  • CPare

    November 2, 2011 at 7:56 pm

    I am interested in doing this, but not sure what I gain (or lose) once I root the device – Could you list the “Value Add” (other than shaking a fist @ AT&T for locking us out of our devices).

  • ack154

    November 4, 2011 at 10:51 am

    To my (limited) understanding, the biggest thing you gain on the device is absolute, full control. In the Unix world the “root” account is bascially the overall system administrator and that’s where the term comes from. You also then gain the ability to install custom ROMs and software that you wouldn’t normally be allowed to. I can’t think of anything you’d “lose” by doing this – but I’m not any sort of authority on the subject. The one catch is that if you root your device and try to warranty it, they will not cover it… of course there are ways to get back to a stock setup so you can take care of warranty issues. I just did a quick Google search for “why root android phone” and got a ton of results. There is a lot more info out there from people who know more than I do, I’d suggest taking some time to read some of it if you’re at all unsure. Good luck! 🙂

  • tavis2205

    November 8, 2011 at 2:11 pm

    there is just one part that i don’t understand: Change the directory to where you moved zImage/factoryfs.img what is a directory exactly

  • ZS

    November 10, 2011 at 6:41 pm

    Thanks a lot for the instructions. It worked fine and was really easy to follow.

    Suggesting a small edit to step 5:

    5. Prepare Phone:

    A. Power Off your phone (pull battery if needed)
    B. Connect USB cable to phone and computer. While holding Vol Up AND Vol Down, turn on the phone.

    Thanks again!

  • ack154

    November 10, 2011 at 6:45 pm

    Thanks!

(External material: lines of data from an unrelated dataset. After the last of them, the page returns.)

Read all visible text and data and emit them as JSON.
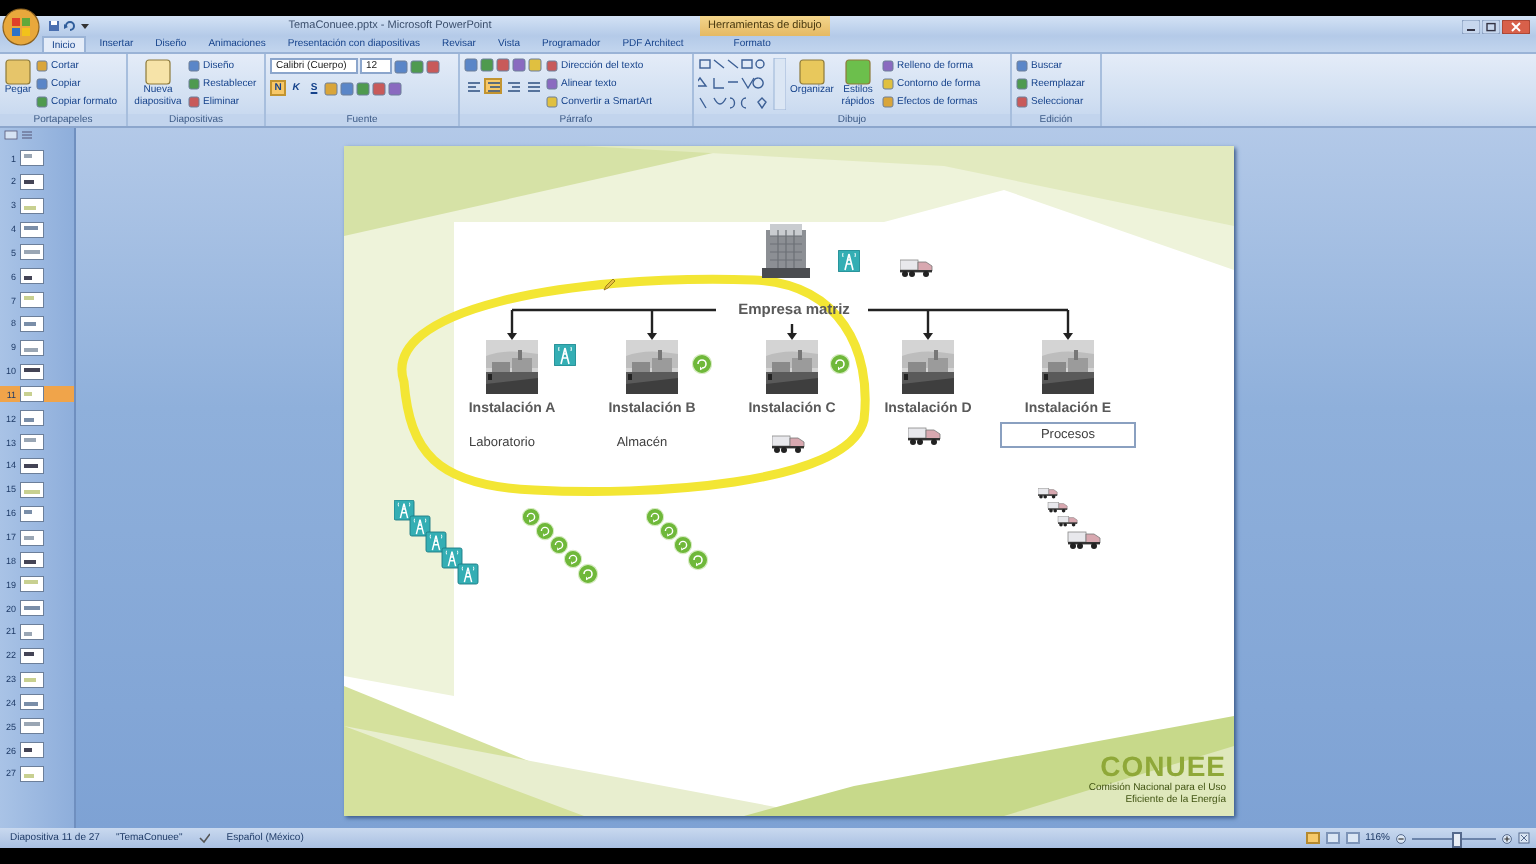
{
  "window": {
    "title": "TemaConuee.pptx - Microsoft PowerPoint",
    "context_tab": "Herramientas de dibujo"
  },
  "tabs": [
    {
      "label": "Inicio",
      "selected": true
    },
    {
      "label": "Insertar",
      "selected": false
    },
    {
      "label": "Diseño",
      "selected": false
    },
    {
      "label": "Animaciones",
      "selected": false
    },
    {
      "label": "Presentación con diapositivas",
      "selected": false
    },
    {
      "label": "Revisar",
      "selected": false
    },
    {
      "label": "Vista",
      "selected": false
    },
    {
      "label": "Programador",
      "selected": false
    },
    {
      "label": "PDF Architect",
      "selected": false
    },
    {
      "label": "Formato",
      "selected": false
    }
  ],
  "ribbon": [
    {
      "kind": "clipboard",
      "title": "Portapapeles",
      "big": [
        "Pegar"
      ],
      "small": [
        "Cortar",
        "Copiar",
        "Copiar formato"
      ]
    },
    {
      "kind": "slides",
      "title": "Diapositivas",
      "big": [
        "Nueva diapositiva"
      ],
      "small": [
        "Diseño",
        "Restablecer",
        "Eliminar"
      ]
    },
    {
      "kind": "font",
      "title": "Fuente",
      "font": "Calibri (Cuerpo)",
      "size": "12",
      "toggles": [
        {
          "label": "N",
          "on": true
        },
        {
          "label": "K",
          "on": false
        },
        {
          "label": "S",
          "on": false
        }
      ]
    },
    {
      "kind": "paragraph",
      "title": "Párrafo",
      "alignment": [
        {
          "selected": false
        },
        {
          "selected": true
        },
        {
          "selected": false
        },
        {
          "selected": false
        }
      ],
      "small": [
        "Dirección del texto",
        "Alinear texto",
        "Convertir a SmartArt"
      ]
    },
    {
      "kind": "drawing",
      "title": "Dibujo",
      "big": [
        "Organizar",
        "Estilos rápidos"
      ],
      "small": [
        "Relleno de forma",
        "Contorno de forma",
        "Efectos de formas"
      ]
    },
    {
      "kind": "editing",
      "title": "Edición",
      "small": [
        "Buscar",
        "Reemplazar",
        "Seleccionar"
      ]
    }
  ],
  "slides": [
    {
      "number": "1",
      "selected": false
    },
    {
      "number": "2",
      "selected": false
    },
    {
      "number": "3",
      "selected": false
    },
    {
      "number": "4",
      "selected": false
    },
    {
      "number": "5",
      "selected": false
    },
    {
      "number": "6",
      "selected": false
    },
    {
      "number": "7",
      "selected": false
    },
    {
      "number": "8",
      "selected": false
    },
    {
      "number": "9",
      "selected": false
    },
    {
      "number": "10",
      "selected": false
    },
    {
      "number": "11",
      "selected": true
    },
    {
      "number": "12",
      "selected": false
    },
    {
      "number": "13",
      "selected": false
    },
    {
      "number": "14",
      "selected": false
    },
    {
      "number": "15",
      "selected": false
    },
    {
      "number": "16",
      "selected": false
    },
    {
      "number": "17",
      "selected": false
    },
    {
      "number": "18",
      "selected": false
    },
    {
      "number": "19",
      "selected": false
    },
    {
      "number": "20",
      "selected": false
    },
    {
      "number": "21",
      "selected": false
    },
    {
      "number": "22",
      "selected": false
    },
    {
      "number": "23",
      "selected": false
    },
    {
      "number": "24",
      "selected": false
    },
    {
      "number": "25",
      "selected": false
    },
    {
      "number": "26",
      "selected": false
    },
    {
      "number": "27",
      "selected": false
    }
  ],
  "slide": {
    "org_chart": {
      "root": "Empresa matriz",
      "branches": [
        {
          "label": "Instalación A",
          "note": "Laboratorio",
          "selected": false
        },
        {
          "label": "Instalación B",
          "note": "Almacén",
          "selected": false
        },
        {
          "label": "Instalación C",
          "selected": false
        },
        {
          "label": "Instalación D",
          "selected": false
        },
        {
          "label": "Instalación E",
          "note": "Procesos",
          "selected": true
        }
      ]
    },
    "logo": {
      "name": "CONUEE",
      "tagline": "Comisión Nacional para el Uso Eficiente de la Energía"
    }
  },
  "status_bar": {
    "slide": "Diapositiva 11 de 27",
    "theme": "\"TemaConuee\"",
    "language": "Español (México)",
    "zoom": "116%",
    "zoom_slider": {
      "level": 0.5
    },
    "views": [
      {
        "selected": true
      },
      {
        "selected": false
      },
      {
        "selected": false
      }
    ]
  }
}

That’s probably a good change to provide a more direct explanation.

  • lunalax

    November 11, 2011 at 12:33 am

    Im getting stuck on part 6. I’m not sure how to change the terminal and how to make it bring up the file where I saved factoryfs.img/zimage which is right on my desktop.

  • ack154

    November 12, 2011 at 2:05 pm

    Maybe this will help… you have to have some knowledge of working with a command prompt (DOS being the Windows equivalent). If you don’t have that, I’d suggest a quick Google search of “terminal commands.” Here’s one example of some of the basic commands: http://newsourcemedia.com/blog/basic-terminal-commands/

  • saha kehau

    December 22, 2011 at 1:35 pm

    this isn’t working for me, i type in “cd Desktop” to change the directory. then heimdall flash –kernel zImage –factoryfs factoryfs.img and I get “Claiming interface error”. Any clue what’s wrong? The phone is connected to my computer and in ODIN Mode.

  • ansje

    December 30, 2011 at 4:10 am

    Does this work for galaxy s with 2.3.3?

  • ansje

    December 30, 2011 at 4:24 am

    EZ7 doesnt work on my mac 10.5